Sunday, January 20, 2008

Just what are Daoists up to?

Over the summer I read The Masks of God by Joseph Campbell and wrote a post about how much I enjoyed the experience. What I didn't say there, however, was how unsatisfying I found his concluding remarks. Campbell was a firm believer in the maxim that "the East is East and the West is West, and never the twain shall meet". At the core of this belief was his thought that the Eastern faiths of Hinduism, Buddhism and Daoism were ultimately life denying. Instead he posited that the emergent Western ideal of romantic love and the heroic individual---as exemplified in the Holy Grail legend---was a evolutionary step forward.
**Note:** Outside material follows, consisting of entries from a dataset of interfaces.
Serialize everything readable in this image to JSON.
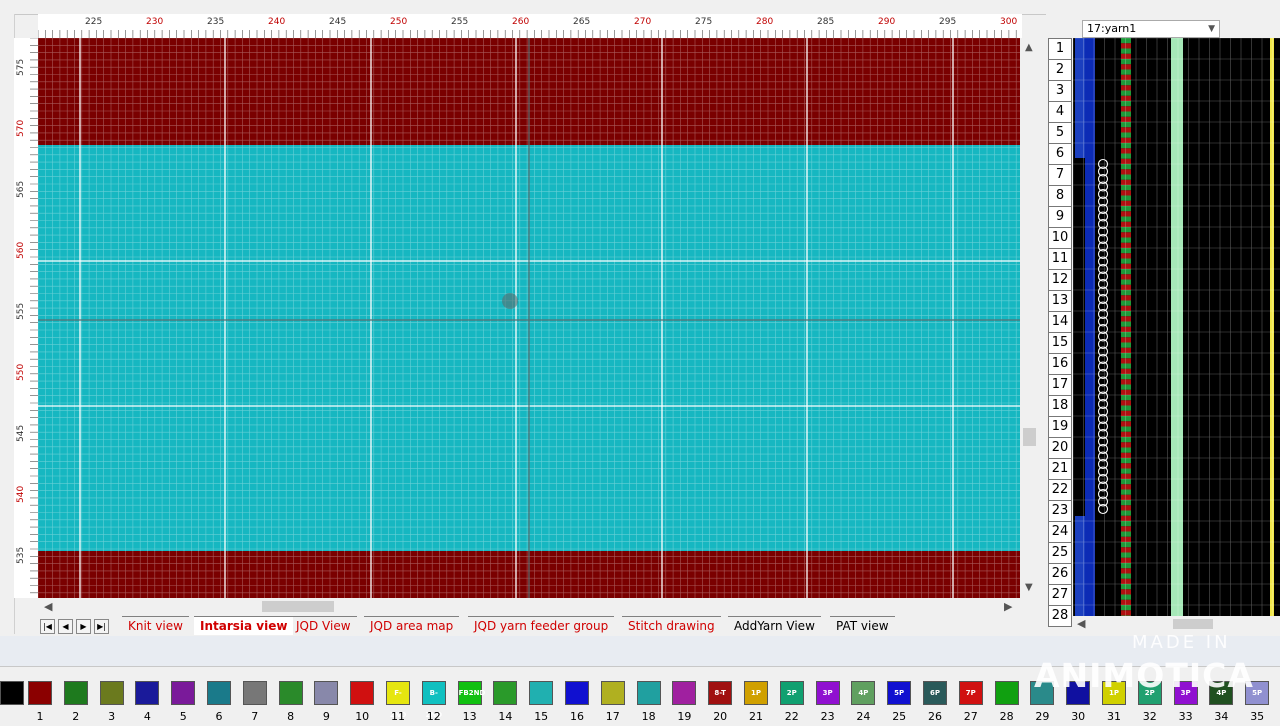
{
  "colors": {
    "dark_red": "#7a0000",
    "cyan": "#16b7c1",
    "selected_tab": "#ffffff",
    "tab_text": "#d00000"
  },
  "ruler": {
    "top_labels": [
      "225",
      "230",
      "235",
      "240",
      "245",
      "250",
      "255",
      "260",
      "265",
      "270",
      "275",
      "280",
      "285",
      "290",
      "295",
      "300"
    ],
    "left_labels": [
      "575",
      "570",
      "565",
      "560",
      "555",
      "550",
      "545",
      "540",
      "535"
    ]
  },
  "tabs": [
    {
      "label": "Knit view"
    },
    {
      "label": "Intarsia view"
    },
    {
      "label": "JQD View"
    },
    {
      "label": "JQD area map"
    },
    {
      "label": "JQD yarn feeder group"
    },
    {
      "label": "Stitch drawing"
    },
    {
      "label": "AddYarn View"
    },
    {
      "label": "PAT view"
    }
  ],
  "yarn_panel": {
    "selector_value": "17:yarn1",
    "rows": [
      "1",
      "2",
      "3",
      "4",
      "5",
      "6",
      "7",
      "8",
      "9",
      "10",
      "11",
      "12",
      "13",
      "14",
      "15",
      "16",
      "17",
      "18",
      "19",
      "20",
      "21",
      "22",
      "23",
      "24",
      "25",
      "26",
      "27",
      "28"
    ]
  },
  "palette": {
    "numbers": [
      "1",
      "2",
      "3",
      "4",
      "5",
      "6",
      "7",
      "8",
      "9",
      "10",
      "11",
      "12",
      "13",
      "14",
      "15",
      "16",
      "17",
      "18",
      "19",
      "20",
      "21",
      "22",
      "23",
      "24",
      "25",
      "26",
      "27",
      "28",
      "29",
      "30",
      "31",
      "32",
      "33",
      "34",
      "35"
    ],
    "icon_labels": {
      "11": "F-2ND",
      "12": "B-2ND",
      "13": "FB2ND",
      "20": "8-T",
      "21": "1P",
      "22": "2P",
      "23": "3P",
      "24": "4P",
      "25": "5P",
      "26": "6P",
      "27": "7P",
      "31": "1P",
      "32": "2P",
      "33": "3P",
      "34": "4P",
      "35": "5P"
    }
  },
  "watermark": {
    "line1": "MADE IN",
    "line2": "ANIMOTICA"
  }
}
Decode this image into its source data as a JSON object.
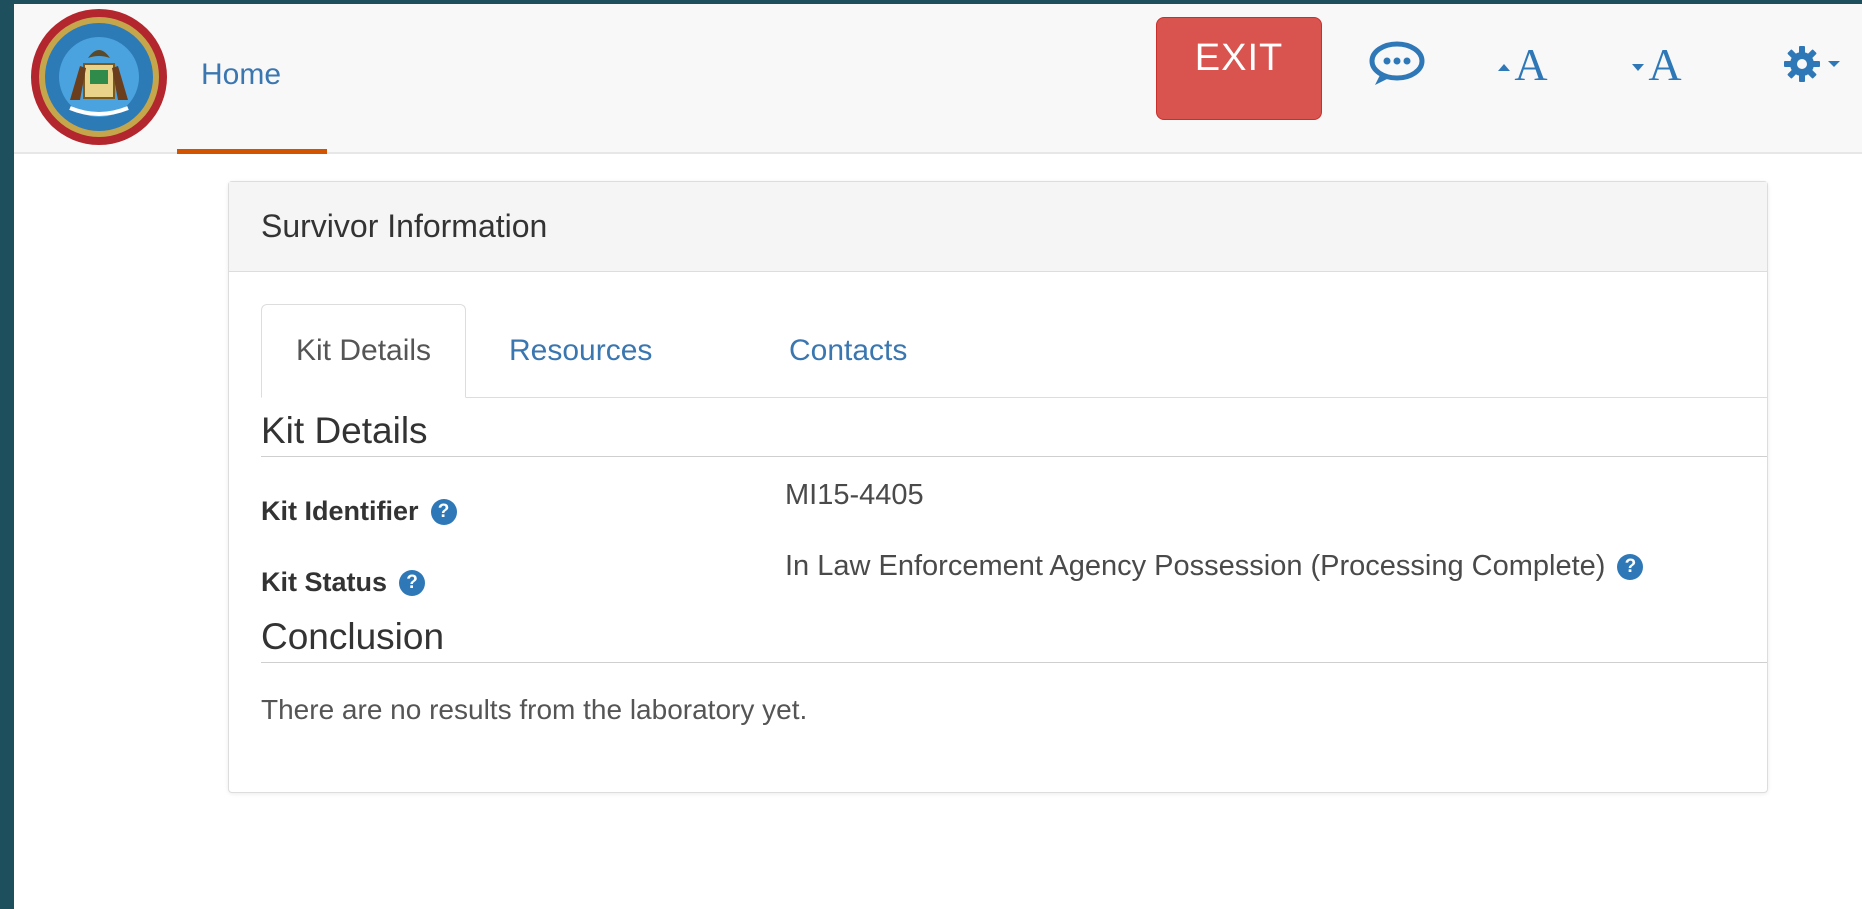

I've been spending a lot of time thinking about this point of view since then and have come to the conclusion that Campbell was wrong. To understand why, though, I had to do some serious thinking about human consciousness, and how the Daoists understand it. To that end, I've been reading A.C.Graham's tremendous survey of ancient Chinese philosophy, Disputers of the Dao. The chapter on Zhuangzi is apropos. As Graham characterizes him, Zhuangzi believed that human beings are at their best when "heaven" lives through them, or, when people "merge with the Dao". This is not some sort of cosmic daze, but rather when people develop an appropriate form of intuitive spontaneity that allows them to do the right thing in the right way at the right time---without having to think about it. He uses the analogy of a skilled tradesman who has developed the "knack" of his craft and suggests that a sage has a similar "knack" for living.

For Zhuangzi, this "knack" only comes about when a person is able to cut away their attachment to the ordinary world and totally identify with the world around them (i.e. the "cosmic Dao".) At this point the sage simply cannot be harmed because he can no longer distinguish between himself and his surroundings. As long as he lives, he can flow with his surroundings. When he dies, he merely returns to the source.

As practical spirituality, Daoist internal alchemy has developed practices aimed at stripping away the distinction between the individual and his surroundings. The core practice of "sitting and forgetting" is aimed at quieting the "internal dialogue" that constantly reminds us that we are individuals instead of just knots of sensory experience. The study of martial arts and other kung-fu allow us to develop and explore the spontaneous action that only comes from mastery of a subject. And on a lyrical level the literature of Daoism is full of stories about adepts who were forced to go through tremendous ordeals in order to burnt out the egoistic impurities of their soul.

Where Campbell goes wrong, however, is to think that these egoistic impulses that the Daoist seeks to leave behind are what it means to be who we are. Instead, they are the junk and slag that are left over from our abusive childhoods, deranged culture and destructive instincts. For example, any freedom that I may gain will not come from giving into the anger that is the result of being beaten as a child but rather in going beyond it. That would only be the acting out of old karma---to use the Indian term. Instead, if I can clear away all this sewage from the spring in my soul, I will be able to drink deeply from the Dao's life-giving water.

The key question that people like Campbell get confused about is freedom. As I have mentioned before, true freedom is not the right to sit on a couch, watch television and eat potato chips. But I had never really been able to get my handle on what it is before I came across a quote from Cicero: "Freedom is participation in power". This is a very important saying for political activists (I came across it because it was quoted by Ralph Nader), but it also has relevance for spiritual folks. The goal of burning off the spiritual impurities in Old Lao's furnace is not to become some sort shadow of a human being, but rather to become the most free person possible. This comes about because by doing so we are learning how to directly participate in the central power of the universe.

This is what it means to "merge with the Dao".

1 comment:

gukseon said...

I think this is a really succinct and well-worded summary of the Daoist "Project", and it's all the more valuable because it addresses the all-too common complaint that Daoism, Buddhism, and Hinduism are "nihlistic". As you point out, they only appear so to people who misunderstand just what their true "self" is.